The interior is an evolution of what is found in the Range Rover, but more focused on practicality. There are a plethora of storage spaces, including a centre console that can take up to four tablets. My favourite secret storage space is behind the climate control buttons – a press of a button swivels this panel out of the way to reveal a hidden cavity able to store a wallet and smartphone. The seats are beautifully crafted and comfortable, while the high roof-line amplifies the feeling of spaciousness throughout the cabin. Fit and finish, including material quality, are unquestionable.

On any surface

We had the chance to drive the prototype vehicles on dirt only at a maximum speed of 40 km/h, so I reserve judgment on the on-road behaviour. If the Range Rover Sport is anything to go, by then the Discovery will also excel in this department. There was one more surface we drove on that few owners will get to experience: the deck of the latest aircraft carrier of the Royal Navy under construction in the Edinburgh shipyard…

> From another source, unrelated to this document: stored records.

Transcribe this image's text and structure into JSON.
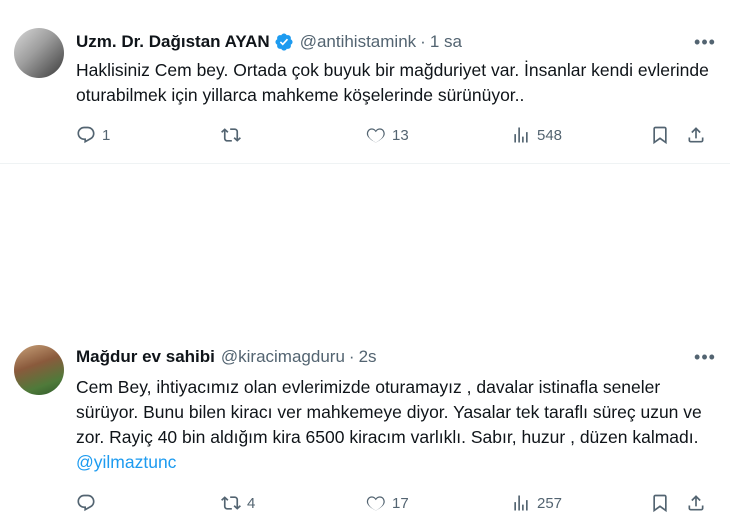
{
  "tweets": [
    {
      "display_name": "Uzm. Dr. Dağıstan AYAN",
      "handle": "@antihistamink",
      "separator": "·",
      "time": "1 sa",
      "verified": true,
      "text": "Haklisiniz Cem bey. Ortada çok buyuk bir mağduriyet var. İnsanlar kendi evlerinde oturabilmek için yillarca mahkeme köşelerinde sürünüyor..",
      "mention": "",
      "replies": "1",
      "retweets": "",
      "likes": "13",
      "views": "548",
      "more_icon": "more-horizontal-icon"
    },
    {
      "display_name": "Mağdur ev sahibi",
      "handle": "@kiracimagduru",
      "separator": "·",
      "time": "2s",
      "verified": false,
      "text": "Cem Bey, ihtiyacımız olan evlerimizde oturamayız , davalar istinafla seneler sürüyor. Bunu bilen kiracı ver mahkemeye diyor. Yasalar tek taraflı süreç uzun ve zor. Rayiç 40 bin aldığım kira 6500 kiracım varlıklı. Sabır, huzur , düzen kalmadı.",
      "mention": "@yilmaztunc",
      "replies": "",
      "retweets": "4",
      "likes": "17",
      "views": "257",
      "more_icon": "more-horizontal-icon"
    }
  ],
  "colors": {
    "text": "#0f1419",
    "secondary": "#536471",
    "accent": "#1d9bf0",
    "divider": "#eff3f4"
  }
}
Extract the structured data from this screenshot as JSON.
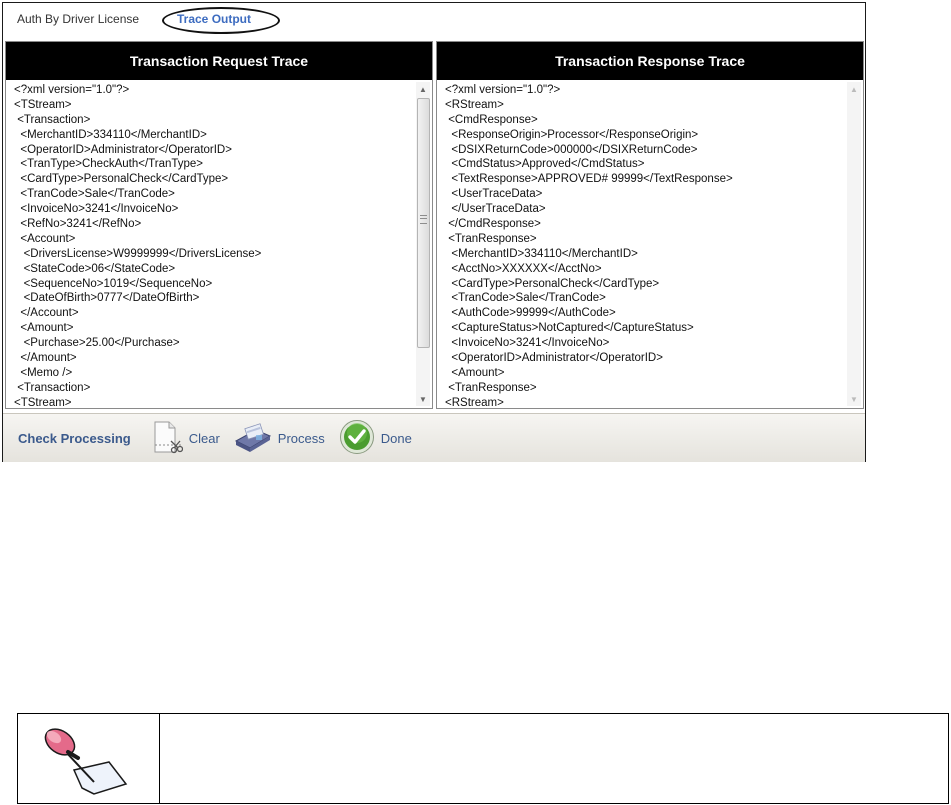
{
  "tabs": [
    {
      "label": "Auth By Driver License",
      "active": false
    },
    {
      "label": "Trace Output",
      "active": true
    }
  ],
  "request_pane": {
    "title": "Transaction Request Trace",
    "lines": [
      "<?xml version=\"1.0\"?>",
      "<TStream>",
      " <Transaction>",
      "  <MerchantID>334110</MerchantID>",
      "  <OperatorID>Administrator</OperatorID>",
      "  <TranType>CheckAuth</TranType>",
      "  <CardType>PersonalCheck</CardType>",
      "  <TranCode>Sale</TranCode>",
      "  <InvoiceNo>3241</InvoiceNo>",
      "  <RefNo>3241</RefNo>",
      "  <Account>",
      "   <DriversLicense>W9999999</DriversLicense>",
      "   <StateCode>06</StateCode>",
      "   <SequenceNo>1019</SequenceNo>",
      "   <DateOfBirth>0777</DateOfBirth>",
      "  </Account>",
      "  <Amount>",
      "   <Purchase>25.00</Purchase>",
      "  </Amount>",
      "  <Memo />",
      " <Transaction>",
      "<TStream>"
    ]
  },
  "response_pane": {
    "title": "Transaction Response Trace",
    "lines": [
      "<?xml version=\"1.0\"?>",
      "<RStream>",
      " <CmdResponse>",
      "  <ResponseOrigin>Processor</ResponseOrigin>",
      "  <DSIXReturnCode>000000</DSIXReturnCode>",
      "  <CmdStatus>Approved</CmdStatus>",
      "  <TextResponse>APPROVED# 99999</TextResponse>",
      "  <UserTraceData>",
      "  </UserTraceData>",
      " </CmdResponse>",
      " <TranResponse>",
      "  <MerchantID>334110</MerchantID>",
      "  <AcctNo>XXXXXX</AcctNo>",
      "  <CardType>PersonalCheck</CardType>",
      "  <TranCode>Sale</TranCode>",
      "  <AuthCode>99999</AuthCode>",
      "  <CaptureStatus>NotCaptured</CaptureStatus>",
      "  <InvoiceNo>3241</InvoiceNo>",
      "  <OperatorID>Administrator</OperatorID>",
      "  <Amount>",
      " <TranResponse>",
      "<RStream>"
    ]
  },
  "toolbar": {
    "title": "Check Processing",
    "clear_label": "Clear",
    "process_label": "Process",
    "done_label": "Done"
  },
  "icons": {
    "clear": "scissors-document-icon",
    "process": "credit-card-reader-icon",
    "done": "green-check-icon",
    "note": "pushpin-note-icon"
  },
  "colors": {
    "header_bg": "#000000",
    "accent_text": "#3b5a8c",
    "active_tab": "#3d6cc0",
    "done_green": "#4a9c2f"
  }
}
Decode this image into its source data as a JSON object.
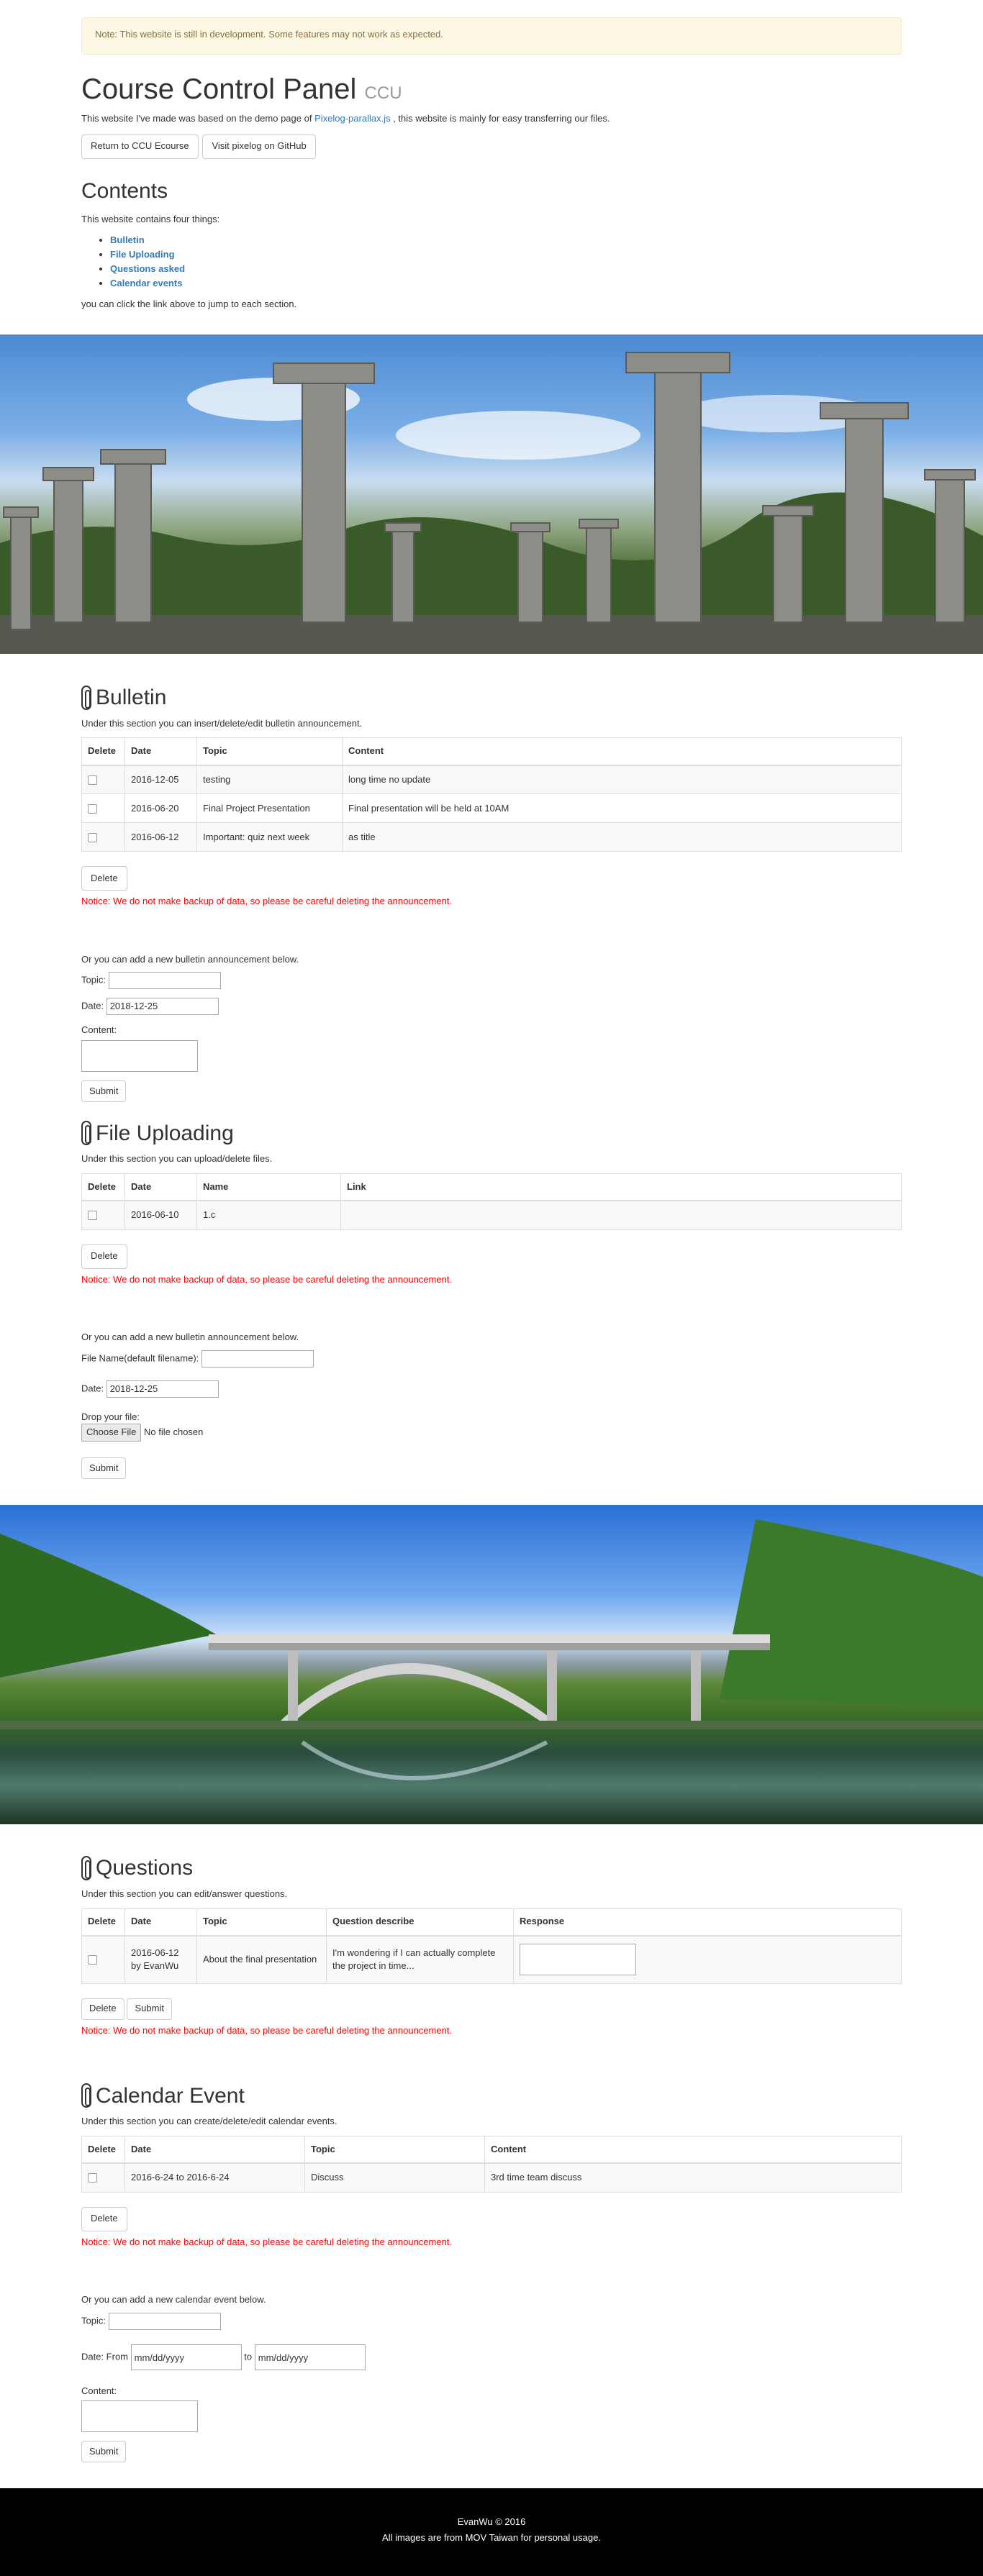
{
  "alert": "Note: This website is still in development. Some features may not work as expected.",
  "header": {
    "title": "Course Control Panel",
    "subtitle": "CCU",
    "intro_before": "This website I've made was based on the demo page of",
    "intro_link": "Pixelog-parallax.js",
    "intro_after": ", this website is mainly for easy transferring our files.",
    "btn_return": "Return to CCU Ecourse",
    "btn_github": "Visit pixelog on GitHub"
  },
  "contents": {
    "title": "Contents",
    "intro": "This website contains four things:",
    "items": [
      "Bulletin",
      "File Uploading",
      "Questions asked",
      "Calendar events"
    ],
    "outro": "you can click the link above to jump to each section."
  },
  "notice": "Notice: We do not make backup of data, so please be careful deleting the announcement.",
  "bulletin": {
    "title": "Bulletin",
    "desc": "Under this section you can insert/delete/edit bulletin announcement.",
    "columns": [
      "Delete",
      "Date",
      "Topic",
      "Content"
    ],
    "rows": [
      {
        "date": "2016-12-05",
        "topic": "testing",
        "content": "long time no update"
      },
      {
        "date": "2016-06-20",
        "topic": "Final Project Presentation",
        "content": "Final presentation will be held at 10AM"
      },
      {
        "date": "2016-06-12",
        "topic": "Important: quiz next week",
        "content": "as title"
      }
    ],
    "delete_label": "Delete",
    "form_intro": "Or you can add a new bulletin announcement below.",
    "topic_label": "Topic:",
    "date_label": "Date:",
    "date_value": "2018-12-25",
    "content_label": "Content:",
    "submit_label": "Submit"
  },
  "files": {
    "title": "File Uploading",
    "desc": "Under this section you can upload/delete files.",
    "columns": [
      "Delete",
      "Date",
      "Name",
      "Link"
    ],
    "rows": [
      {
        "date": "2016-06-10",
        "name": "1.c",
        "link": ""
      }
    ],
    "delete_label": "Delete",
    "form_intro": "Or you can add a new bulletin announcement below.",
    "name_label": "File Name(default filename):",
    "date_label": "Date:",
    "date_value": "2018-12-25",
    "drop_label": "Drop your file:",
    "choose_label": "Choose File",
    "no_file": "No file chosen",
    "submit_label": "Submit"
  },
  "questions": {
    "title": "Questions",
    "desc": "Under this section you can edit/answer questions.",
    "columns": [
      "Delete",
      "Date",
      "Topic",
      "Question describe",
      "Response"
    ],
    "rows": [
      {
        "date": "2016-06-12",
        "by": "by EvanWu",
        "topic": "About the final presentation",
        "question": "I'm wondering if I can actually complete the project in time..."
      }
    ],
    "delete_label": "Delete",
    "submit_label": "Submit"
  },
  "calendar": {
    "title": "Calendar Event",
    "desc": "Under this section you can create/delete/edit calendar events.",
    "columns": [
      "Delete",
      "Date",
      "Topic",
      "Content"
    ],
    "rows": [
      {
        "date": "2016-6-24 to 2016-6-24",
        "topic": "Discuss",
        "content": "3rd time team discuss"
      }
    ],
    "delete_label": "Delete",
    "form_intro": "Or you can add a new calendar event below.",
    "topic_label": "Topic:",
    "date_from_label": "Date: From",
    "date_placeholder": "mm/dd/yyyy",
    "to_label": "to",
    "content_label": "Content:",
    "submit_label": "Submit"
  },
  "footer": {
    "line1": "EvanWu © 2016",
    "line2": "All images are from MOV Taiwan for personal usage."
  }
}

From the early taste of the new Discovery prototype, it is clear that it is again an immensely capable off-road vehicle and it carries more convenience features than expected of a vehicle in the segment. Yes, it has lost some of its character and uniqueness in the styling department, but this should not influence its overall sales success. If the tenacity of the Land Rover team in organising the military ship adventure is anything to go by, then the new Discovery should exceed expectations.

Fast facts

Model: Land Rover Discovery HSE Td6
Price: TBC
Engine: 3,0-litre, V6 turbodiesel
Power: 190 kW at 3 750 r/min
Torque: 600 N.m 1 750–2 250 r/min
0-100 km/h: 8,1 secs
Top Speed: 209 km/h
Fuel Consumption: 7,2 L/100 km
CO2: 189 g/km
Transmission: 8-spd auto
Maintenance Plan: M5/100 000 km
  • Larsen Bjorn

    I just read this… and had to laugh. First, you present its monocoque construction (as opposed to frame-on-ladder) as some sort of engineering breakthrough. Did you know that the Mistubishi Pajero has featured this construction for almost 2 decades now? Second, you describe the off-road performance as “incredible”. Did you know that with those low profile tyres, it is indeed, “incredible”, as in hard to believe. Did you know, further , that there is a reason why your test was limited to speeds of 40 kph – that is because the car is hardwired to drop its air suspension at speeds above that. That cripples this car for many off-road applications. And lastly, not a chirp about Land Rover reliability or depreciation. You only need to buy a flatbed operator one beer to learn that they just lurve Land Rover. And they want R1.4m for it? I can get 2 Pajeros for that, and they are twice as good for “ROW” applications . The selling proposition for this car is going to be pose value, and pose value alone. And its “unbelievable brand presence” (your description of the Evoque on page 179).